What Is Gross Working Capital?
Gross working capital is the sum of all of a company's current assets (assets that are convertible to cash within a year or less). Gross working capital includes assets such as cash, accounts receivable, inventory, short-term investments, and marketable securities. Gross working capital less current liabilities is equal to net working capital, or simply "working capital," a more useful measure for balance sheet analysis.
Gross Working Capital Explained
Gross working capital, in practice, is not useful. It is just one half of a picture of a company's short-term financial health and ability to use short-term resources efficiently. The other half is current liabilities. Gross working capital, or current assets, less current liabilities equate to working capital.

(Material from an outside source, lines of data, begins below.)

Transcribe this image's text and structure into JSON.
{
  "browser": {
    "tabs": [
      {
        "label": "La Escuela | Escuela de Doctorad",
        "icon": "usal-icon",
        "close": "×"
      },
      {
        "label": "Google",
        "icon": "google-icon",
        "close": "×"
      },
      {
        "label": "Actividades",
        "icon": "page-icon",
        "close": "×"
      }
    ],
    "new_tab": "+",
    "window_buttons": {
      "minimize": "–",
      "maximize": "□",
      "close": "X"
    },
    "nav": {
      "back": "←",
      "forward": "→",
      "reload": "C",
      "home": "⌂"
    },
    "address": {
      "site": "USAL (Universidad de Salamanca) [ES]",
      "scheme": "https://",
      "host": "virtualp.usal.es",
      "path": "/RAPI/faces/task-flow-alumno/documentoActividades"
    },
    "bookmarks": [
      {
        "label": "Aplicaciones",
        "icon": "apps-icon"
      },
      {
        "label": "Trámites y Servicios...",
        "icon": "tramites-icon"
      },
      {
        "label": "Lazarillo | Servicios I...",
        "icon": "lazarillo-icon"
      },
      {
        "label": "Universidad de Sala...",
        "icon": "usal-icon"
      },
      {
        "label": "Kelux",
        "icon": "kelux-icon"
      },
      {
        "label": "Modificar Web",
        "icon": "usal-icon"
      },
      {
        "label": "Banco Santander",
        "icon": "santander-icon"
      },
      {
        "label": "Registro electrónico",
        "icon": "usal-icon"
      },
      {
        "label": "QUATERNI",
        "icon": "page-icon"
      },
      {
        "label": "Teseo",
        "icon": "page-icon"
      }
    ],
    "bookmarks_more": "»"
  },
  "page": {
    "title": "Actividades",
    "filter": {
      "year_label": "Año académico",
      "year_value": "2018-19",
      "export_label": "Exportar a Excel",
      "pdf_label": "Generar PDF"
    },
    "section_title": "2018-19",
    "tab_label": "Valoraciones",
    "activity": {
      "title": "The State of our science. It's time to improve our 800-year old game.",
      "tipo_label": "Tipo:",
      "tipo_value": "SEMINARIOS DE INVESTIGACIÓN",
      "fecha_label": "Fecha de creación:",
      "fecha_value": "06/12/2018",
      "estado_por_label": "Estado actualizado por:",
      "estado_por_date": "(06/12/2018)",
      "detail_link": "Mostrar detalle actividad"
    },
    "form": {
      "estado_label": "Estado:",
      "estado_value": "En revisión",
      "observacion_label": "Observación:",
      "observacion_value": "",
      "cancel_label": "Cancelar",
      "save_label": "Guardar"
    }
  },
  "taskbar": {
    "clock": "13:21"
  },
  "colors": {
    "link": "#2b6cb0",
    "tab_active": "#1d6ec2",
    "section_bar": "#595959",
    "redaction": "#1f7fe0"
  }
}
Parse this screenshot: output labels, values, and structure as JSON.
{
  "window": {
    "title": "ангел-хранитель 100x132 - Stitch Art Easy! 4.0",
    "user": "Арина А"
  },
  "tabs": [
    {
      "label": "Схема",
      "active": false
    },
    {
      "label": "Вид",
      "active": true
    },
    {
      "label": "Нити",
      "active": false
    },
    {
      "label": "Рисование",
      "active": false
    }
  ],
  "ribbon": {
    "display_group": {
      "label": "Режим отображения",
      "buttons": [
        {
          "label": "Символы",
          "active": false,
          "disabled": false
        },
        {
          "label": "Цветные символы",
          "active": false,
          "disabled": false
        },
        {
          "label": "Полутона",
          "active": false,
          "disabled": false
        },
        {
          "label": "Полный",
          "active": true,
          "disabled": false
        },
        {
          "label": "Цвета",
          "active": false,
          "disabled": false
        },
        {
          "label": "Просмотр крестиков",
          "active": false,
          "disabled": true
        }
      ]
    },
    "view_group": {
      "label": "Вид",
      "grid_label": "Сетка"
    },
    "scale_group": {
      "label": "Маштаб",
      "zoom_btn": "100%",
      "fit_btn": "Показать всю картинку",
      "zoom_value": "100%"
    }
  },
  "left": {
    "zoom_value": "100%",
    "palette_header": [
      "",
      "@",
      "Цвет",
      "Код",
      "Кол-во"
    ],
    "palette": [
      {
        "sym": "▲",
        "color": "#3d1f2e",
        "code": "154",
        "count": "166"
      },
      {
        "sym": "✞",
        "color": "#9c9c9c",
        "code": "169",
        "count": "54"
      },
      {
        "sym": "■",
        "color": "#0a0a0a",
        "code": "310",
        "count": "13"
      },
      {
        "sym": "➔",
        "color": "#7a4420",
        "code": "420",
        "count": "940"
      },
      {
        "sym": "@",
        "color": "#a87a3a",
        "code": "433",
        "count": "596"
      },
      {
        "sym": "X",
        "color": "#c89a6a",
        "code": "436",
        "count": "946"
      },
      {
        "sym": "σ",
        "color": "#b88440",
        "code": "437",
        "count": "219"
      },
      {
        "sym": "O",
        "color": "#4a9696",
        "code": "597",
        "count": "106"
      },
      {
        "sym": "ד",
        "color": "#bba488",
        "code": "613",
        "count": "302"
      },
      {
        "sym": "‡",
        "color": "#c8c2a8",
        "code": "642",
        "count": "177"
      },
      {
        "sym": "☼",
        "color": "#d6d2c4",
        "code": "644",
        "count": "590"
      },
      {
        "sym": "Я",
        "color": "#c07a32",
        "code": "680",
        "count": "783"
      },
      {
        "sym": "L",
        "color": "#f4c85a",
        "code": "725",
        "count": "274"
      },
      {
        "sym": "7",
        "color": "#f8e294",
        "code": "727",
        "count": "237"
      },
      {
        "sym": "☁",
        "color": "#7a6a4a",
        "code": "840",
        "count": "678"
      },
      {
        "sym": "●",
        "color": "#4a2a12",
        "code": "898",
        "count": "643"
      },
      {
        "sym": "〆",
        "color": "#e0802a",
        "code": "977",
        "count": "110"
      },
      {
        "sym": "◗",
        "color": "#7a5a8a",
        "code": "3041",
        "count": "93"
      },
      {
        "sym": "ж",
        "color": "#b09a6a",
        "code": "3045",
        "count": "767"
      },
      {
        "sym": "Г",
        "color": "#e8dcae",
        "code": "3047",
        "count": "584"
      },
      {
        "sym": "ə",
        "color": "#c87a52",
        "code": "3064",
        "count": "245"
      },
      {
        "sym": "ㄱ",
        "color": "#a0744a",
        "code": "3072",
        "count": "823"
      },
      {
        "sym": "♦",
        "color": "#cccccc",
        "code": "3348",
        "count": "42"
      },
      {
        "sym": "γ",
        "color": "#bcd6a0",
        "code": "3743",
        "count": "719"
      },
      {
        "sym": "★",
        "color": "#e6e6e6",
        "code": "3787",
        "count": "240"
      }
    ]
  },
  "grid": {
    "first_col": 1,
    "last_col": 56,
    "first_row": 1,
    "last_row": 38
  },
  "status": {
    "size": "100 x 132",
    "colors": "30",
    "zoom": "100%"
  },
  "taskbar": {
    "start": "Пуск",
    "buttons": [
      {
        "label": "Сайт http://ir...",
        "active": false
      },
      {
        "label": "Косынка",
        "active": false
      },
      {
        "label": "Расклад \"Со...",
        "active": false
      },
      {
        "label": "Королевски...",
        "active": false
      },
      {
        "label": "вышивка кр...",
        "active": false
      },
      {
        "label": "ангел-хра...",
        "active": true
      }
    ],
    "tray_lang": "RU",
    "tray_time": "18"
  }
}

When working capital is positive, it means that current assets are greater than current liabilities. The preferred way to express positive working capital is the ratio of current assets to current liabilities (e.g., > 1.0). If this ratio is not greater than 1.0, then it may have trouble paying back its creditors in the short-term, whether it's a bank or supplier or another party to which the company has financial obligations. Negative working capital may a sign of distress that could grow. Perhaps the underlying problem is a decline in sales, which would reduce accounts receivable or force an accumulation in the accounts payable account (part of current liabilities) as the company finds it more difficult to pay its bills on time.

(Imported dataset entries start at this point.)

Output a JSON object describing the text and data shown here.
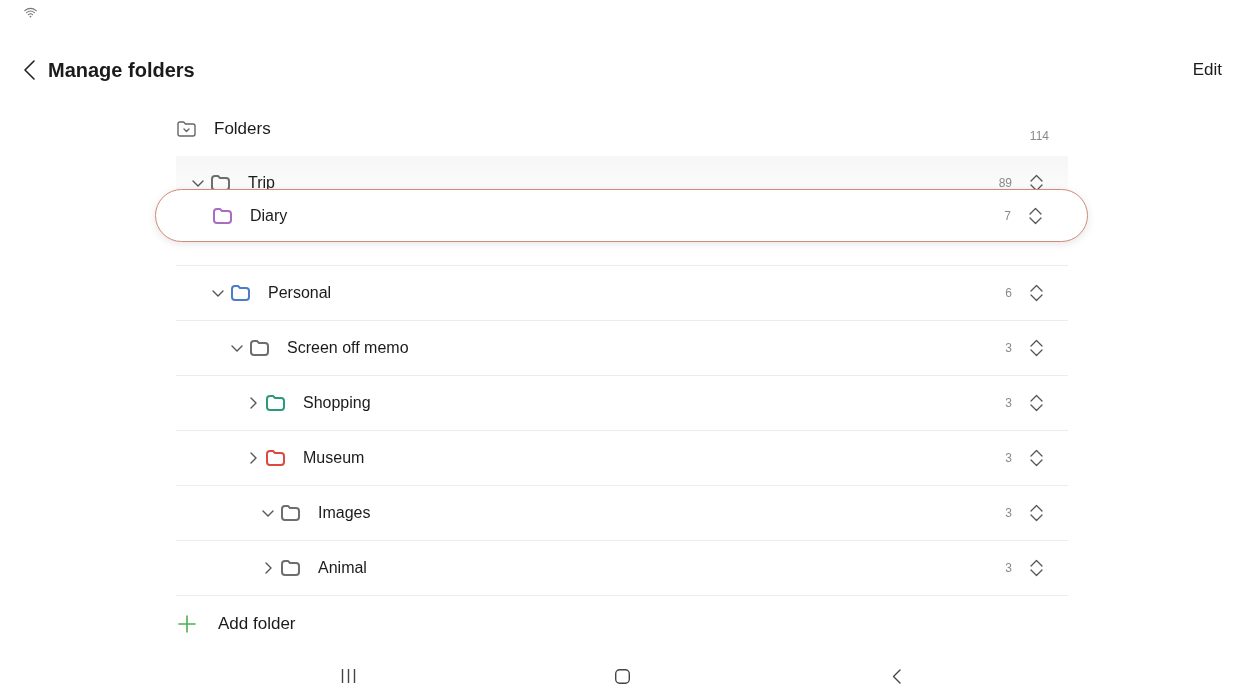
{
  "title_bar": {
    "title": "Manage folders",
    "action": "Edit"
  },
  "folders": {
    "name": "Folders",
    "count": "114",
    "children": [
      {
        "name": "Trip",
        "count": "89",
        "color": "#6e6e6e",
        "expanded": true,
        "children": [
          {
            "name": "Diary",
            "count": "7",
            "color": "#a86cc1",
            "dragging": true
          },
          {
            "name": "Personal",
            "count": "6",
            "color": "#4a7cc9",
            "expanded": true,
            "children": [
              {
                "name": "Screen off memo",
                "count": "3",
                "color": "#6e6e6e",
                "expanded": true,
                "children": [
                  {
                    "name": "Shopping",
                    "count": "3",
                    "color": "#2b9a7b",
                    "expanded": false
                  },
                  {
                    "name": "Museum",
                    "count": "3",
                    "color": "#dc4a3f",
                    "expanded": false,
                    "children": [
                      {
                        "name": "Images",
                        "count": "3",
                        "color": "#6e6e6e",
                        "expanded": true
                      },
                      {
                        "name": "Animal",
                        "count": "3",
                        "color": "#6e6e6e",
                        "expanded": false
                      }
                    ]
                  }
                ]
              }
            ]
          }
        ]
      }
    ]
  },
  "add_folder": {
    "label": "Add folder"
  }
}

A company needs just the right amount of working capital to function optimally. With too much working capital, some current assets would be better put to other uses. With too little working capital, a company may not be able to meet its day-to-day cash requirements. Managers will aim for the correct balance through working capital management.
Example of Gross Working Capital

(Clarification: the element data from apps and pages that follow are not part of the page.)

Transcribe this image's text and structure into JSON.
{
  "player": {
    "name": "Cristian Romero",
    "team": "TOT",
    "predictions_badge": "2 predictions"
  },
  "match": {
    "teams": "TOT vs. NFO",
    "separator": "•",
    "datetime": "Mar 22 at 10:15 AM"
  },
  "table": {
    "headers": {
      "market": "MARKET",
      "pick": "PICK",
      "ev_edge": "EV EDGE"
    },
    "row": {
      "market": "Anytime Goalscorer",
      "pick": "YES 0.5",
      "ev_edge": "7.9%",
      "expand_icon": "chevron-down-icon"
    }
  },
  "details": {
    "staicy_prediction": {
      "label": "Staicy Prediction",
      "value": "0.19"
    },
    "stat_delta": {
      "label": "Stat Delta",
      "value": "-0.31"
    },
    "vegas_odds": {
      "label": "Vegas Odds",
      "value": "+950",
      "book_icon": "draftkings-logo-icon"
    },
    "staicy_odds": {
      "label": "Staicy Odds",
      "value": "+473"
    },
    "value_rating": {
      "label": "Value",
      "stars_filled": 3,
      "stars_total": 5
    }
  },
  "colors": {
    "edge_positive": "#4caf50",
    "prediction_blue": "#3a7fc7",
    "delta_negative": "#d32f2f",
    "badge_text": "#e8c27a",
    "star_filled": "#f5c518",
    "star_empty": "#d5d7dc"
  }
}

An examination of gross working capital versus current liabilities provides many insights into a company's operations. The changes in the components of current assets and liabilities from period to period can lead to further analysis to assess the short-run financial condition of a company. Sometimes there may be a surprise to an investor that a working capital ratio fell below 1.0. Breaking down the components and following the money would explain why.
For instance, Danaher Corp. reported gross working capital of $6.67 billion at the end of the fourth quarter of 2016, versus $6.87 billion in current liabilities, for a working capital ratio of 0.97. At the end of the third quarter in 2017, the ratio stood at 1.43. Between the end of 2016 and September 2017, the company repaid a significant amount of a short-term loan, thereby reducing current liabilities and sending the working capital ratio comfortably above 1.0.